[Start of section]

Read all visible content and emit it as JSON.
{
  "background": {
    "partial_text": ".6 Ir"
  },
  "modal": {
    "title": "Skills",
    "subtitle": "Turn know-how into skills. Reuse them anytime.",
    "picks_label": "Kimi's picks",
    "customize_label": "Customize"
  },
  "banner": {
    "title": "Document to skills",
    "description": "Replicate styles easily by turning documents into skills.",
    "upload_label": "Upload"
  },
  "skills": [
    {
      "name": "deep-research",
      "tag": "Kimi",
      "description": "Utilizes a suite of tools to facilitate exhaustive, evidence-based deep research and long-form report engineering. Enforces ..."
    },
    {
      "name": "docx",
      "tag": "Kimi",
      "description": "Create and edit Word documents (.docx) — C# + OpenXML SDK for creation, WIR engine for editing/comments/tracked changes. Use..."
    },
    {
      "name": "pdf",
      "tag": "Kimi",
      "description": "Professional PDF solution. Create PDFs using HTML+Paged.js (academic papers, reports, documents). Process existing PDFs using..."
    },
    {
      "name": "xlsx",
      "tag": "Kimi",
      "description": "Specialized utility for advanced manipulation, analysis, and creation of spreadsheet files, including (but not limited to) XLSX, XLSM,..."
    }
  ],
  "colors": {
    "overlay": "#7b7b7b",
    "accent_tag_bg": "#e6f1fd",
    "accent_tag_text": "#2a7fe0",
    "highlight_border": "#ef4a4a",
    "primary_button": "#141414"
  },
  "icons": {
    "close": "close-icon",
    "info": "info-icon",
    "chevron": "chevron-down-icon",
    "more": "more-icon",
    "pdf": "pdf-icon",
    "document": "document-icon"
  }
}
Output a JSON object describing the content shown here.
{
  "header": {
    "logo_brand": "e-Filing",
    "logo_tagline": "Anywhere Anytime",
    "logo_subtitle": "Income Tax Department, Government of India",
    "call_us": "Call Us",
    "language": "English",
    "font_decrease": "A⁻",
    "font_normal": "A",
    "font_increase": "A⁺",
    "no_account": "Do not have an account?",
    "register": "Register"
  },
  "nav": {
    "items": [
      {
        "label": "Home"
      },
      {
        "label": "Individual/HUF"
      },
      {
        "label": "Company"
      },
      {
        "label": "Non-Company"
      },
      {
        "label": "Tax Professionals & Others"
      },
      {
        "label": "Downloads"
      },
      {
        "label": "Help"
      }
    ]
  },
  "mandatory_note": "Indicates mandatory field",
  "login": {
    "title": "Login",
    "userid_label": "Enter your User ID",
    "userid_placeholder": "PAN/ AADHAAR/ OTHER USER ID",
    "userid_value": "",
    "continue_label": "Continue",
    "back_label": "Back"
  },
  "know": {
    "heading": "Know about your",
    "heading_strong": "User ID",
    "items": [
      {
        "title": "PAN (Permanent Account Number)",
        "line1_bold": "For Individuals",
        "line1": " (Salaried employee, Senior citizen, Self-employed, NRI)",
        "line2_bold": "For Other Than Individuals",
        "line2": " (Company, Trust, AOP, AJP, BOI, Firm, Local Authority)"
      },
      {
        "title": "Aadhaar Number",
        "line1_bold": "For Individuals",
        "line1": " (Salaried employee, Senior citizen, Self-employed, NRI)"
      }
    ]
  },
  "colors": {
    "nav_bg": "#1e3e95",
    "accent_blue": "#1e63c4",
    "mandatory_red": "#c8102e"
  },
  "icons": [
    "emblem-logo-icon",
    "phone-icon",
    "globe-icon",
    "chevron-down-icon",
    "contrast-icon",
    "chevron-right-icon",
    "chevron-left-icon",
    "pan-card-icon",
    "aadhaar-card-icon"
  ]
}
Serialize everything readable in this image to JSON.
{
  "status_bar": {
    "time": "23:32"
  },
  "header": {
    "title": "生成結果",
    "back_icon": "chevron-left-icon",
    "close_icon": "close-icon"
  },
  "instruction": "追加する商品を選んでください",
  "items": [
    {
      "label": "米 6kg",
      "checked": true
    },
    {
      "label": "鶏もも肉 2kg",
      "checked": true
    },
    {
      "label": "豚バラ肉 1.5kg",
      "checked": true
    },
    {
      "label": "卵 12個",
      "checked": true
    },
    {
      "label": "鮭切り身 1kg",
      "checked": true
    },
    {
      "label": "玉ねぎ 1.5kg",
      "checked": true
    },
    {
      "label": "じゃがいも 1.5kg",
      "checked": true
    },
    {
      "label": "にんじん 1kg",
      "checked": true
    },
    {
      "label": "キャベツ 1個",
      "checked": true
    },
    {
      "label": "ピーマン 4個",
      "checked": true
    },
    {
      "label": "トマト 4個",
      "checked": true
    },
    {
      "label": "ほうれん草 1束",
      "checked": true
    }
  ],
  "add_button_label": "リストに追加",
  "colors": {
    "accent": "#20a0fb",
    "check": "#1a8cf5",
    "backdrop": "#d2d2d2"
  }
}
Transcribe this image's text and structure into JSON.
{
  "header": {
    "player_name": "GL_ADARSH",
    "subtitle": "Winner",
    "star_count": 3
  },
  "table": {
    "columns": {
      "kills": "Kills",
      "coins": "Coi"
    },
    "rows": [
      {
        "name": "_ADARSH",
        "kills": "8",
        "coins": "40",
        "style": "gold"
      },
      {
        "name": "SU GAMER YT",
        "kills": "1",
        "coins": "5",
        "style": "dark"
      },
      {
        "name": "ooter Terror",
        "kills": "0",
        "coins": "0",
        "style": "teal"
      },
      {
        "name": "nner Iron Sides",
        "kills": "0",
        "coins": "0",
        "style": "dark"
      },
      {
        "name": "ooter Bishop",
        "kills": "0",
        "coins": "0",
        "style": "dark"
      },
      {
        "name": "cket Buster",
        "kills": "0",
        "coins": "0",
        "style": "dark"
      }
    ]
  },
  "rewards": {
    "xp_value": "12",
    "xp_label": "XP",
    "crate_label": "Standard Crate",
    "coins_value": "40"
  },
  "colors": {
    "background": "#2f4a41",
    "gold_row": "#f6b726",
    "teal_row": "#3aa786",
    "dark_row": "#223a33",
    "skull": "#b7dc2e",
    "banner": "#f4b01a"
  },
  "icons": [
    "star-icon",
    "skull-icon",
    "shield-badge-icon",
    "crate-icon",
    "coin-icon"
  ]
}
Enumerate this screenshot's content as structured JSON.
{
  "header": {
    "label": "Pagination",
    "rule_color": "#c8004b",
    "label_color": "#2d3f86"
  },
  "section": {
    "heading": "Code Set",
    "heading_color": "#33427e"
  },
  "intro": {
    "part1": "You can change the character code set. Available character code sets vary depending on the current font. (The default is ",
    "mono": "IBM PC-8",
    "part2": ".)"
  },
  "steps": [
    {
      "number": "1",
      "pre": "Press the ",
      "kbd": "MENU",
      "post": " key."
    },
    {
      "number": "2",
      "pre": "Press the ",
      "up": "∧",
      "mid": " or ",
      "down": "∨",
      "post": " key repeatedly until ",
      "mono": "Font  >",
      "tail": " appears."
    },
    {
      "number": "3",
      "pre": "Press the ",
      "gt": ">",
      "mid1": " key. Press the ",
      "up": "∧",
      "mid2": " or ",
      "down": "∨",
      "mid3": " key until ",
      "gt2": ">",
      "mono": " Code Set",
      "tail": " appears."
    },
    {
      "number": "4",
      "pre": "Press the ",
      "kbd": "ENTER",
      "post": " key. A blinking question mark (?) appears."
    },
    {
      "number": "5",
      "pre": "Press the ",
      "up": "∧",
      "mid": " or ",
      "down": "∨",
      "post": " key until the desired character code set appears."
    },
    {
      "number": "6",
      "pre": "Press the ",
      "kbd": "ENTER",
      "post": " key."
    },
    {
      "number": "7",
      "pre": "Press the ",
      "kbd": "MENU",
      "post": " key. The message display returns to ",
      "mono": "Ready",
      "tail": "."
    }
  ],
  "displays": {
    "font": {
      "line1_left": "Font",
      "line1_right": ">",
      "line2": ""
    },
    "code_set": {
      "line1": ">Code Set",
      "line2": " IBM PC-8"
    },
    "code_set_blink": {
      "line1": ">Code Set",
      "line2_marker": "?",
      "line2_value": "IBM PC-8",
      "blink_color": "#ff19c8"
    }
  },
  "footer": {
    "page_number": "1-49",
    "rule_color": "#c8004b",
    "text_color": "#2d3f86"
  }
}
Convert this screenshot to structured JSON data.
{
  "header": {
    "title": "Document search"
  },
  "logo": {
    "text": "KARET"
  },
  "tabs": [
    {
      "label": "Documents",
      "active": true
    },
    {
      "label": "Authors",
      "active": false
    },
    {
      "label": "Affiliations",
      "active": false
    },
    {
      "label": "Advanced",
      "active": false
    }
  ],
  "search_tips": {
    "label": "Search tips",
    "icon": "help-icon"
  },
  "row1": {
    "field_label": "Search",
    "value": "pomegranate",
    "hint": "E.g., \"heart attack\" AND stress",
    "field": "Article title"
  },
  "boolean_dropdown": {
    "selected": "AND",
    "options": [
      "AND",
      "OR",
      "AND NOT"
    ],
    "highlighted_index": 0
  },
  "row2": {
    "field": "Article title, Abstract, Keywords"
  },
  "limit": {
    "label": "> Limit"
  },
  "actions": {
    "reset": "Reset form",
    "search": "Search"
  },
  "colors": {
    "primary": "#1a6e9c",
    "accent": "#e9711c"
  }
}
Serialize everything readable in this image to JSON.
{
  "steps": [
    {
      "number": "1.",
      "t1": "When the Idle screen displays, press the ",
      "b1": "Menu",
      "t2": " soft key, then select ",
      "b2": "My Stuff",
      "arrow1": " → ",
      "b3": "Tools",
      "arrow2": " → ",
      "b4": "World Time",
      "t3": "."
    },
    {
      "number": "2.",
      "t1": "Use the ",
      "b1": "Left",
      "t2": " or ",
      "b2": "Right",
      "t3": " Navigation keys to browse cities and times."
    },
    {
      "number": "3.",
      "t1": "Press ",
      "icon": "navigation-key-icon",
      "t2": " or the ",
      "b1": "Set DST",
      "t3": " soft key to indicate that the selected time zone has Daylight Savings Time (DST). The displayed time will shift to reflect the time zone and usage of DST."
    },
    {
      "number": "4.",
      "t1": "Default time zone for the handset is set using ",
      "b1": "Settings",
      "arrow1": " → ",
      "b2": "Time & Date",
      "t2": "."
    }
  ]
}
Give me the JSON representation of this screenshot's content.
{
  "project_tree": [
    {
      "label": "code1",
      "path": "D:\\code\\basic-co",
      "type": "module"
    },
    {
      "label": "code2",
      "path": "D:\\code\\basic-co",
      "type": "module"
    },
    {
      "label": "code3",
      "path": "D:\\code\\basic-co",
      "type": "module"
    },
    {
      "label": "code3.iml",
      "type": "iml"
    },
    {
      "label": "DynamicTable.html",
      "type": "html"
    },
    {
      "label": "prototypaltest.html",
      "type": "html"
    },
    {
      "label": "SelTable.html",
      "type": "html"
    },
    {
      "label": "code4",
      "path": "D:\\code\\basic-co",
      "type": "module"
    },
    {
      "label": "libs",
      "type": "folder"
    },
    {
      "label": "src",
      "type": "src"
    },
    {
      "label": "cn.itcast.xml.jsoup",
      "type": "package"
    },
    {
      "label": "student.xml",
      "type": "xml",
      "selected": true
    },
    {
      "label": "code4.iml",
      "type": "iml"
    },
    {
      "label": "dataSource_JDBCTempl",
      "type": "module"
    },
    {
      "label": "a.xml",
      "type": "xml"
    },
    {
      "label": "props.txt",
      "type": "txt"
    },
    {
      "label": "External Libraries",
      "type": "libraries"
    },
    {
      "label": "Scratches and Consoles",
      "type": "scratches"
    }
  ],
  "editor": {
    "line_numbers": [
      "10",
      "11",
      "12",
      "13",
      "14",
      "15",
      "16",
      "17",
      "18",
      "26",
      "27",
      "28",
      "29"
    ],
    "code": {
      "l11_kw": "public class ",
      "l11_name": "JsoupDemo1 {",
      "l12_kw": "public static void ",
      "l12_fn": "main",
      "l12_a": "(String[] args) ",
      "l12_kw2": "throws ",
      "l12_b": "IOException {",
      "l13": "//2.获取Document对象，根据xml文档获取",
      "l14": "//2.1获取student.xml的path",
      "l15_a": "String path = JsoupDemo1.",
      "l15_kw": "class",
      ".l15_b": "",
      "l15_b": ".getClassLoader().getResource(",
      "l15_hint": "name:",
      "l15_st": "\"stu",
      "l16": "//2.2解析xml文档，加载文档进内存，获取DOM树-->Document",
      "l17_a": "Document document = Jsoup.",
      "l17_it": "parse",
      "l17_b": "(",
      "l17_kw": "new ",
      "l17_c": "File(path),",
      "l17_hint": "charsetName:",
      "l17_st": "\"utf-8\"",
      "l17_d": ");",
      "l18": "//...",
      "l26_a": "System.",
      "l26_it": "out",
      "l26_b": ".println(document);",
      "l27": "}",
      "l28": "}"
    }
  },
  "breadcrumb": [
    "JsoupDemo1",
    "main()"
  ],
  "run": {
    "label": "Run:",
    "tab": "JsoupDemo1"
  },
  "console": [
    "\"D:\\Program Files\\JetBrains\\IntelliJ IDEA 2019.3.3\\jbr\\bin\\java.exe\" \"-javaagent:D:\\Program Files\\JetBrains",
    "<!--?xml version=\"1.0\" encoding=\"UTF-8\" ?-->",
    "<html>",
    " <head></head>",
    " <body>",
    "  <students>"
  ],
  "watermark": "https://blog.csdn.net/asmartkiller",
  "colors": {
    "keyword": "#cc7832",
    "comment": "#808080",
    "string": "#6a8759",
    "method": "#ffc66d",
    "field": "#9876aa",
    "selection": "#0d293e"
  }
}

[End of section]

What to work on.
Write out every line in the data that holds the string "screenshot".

Your solution.
Enumerate this screenshot's content as structured JSON.
Convert this screenshot to structured JSON data.
Give me the JSON representation of this screenshot's content.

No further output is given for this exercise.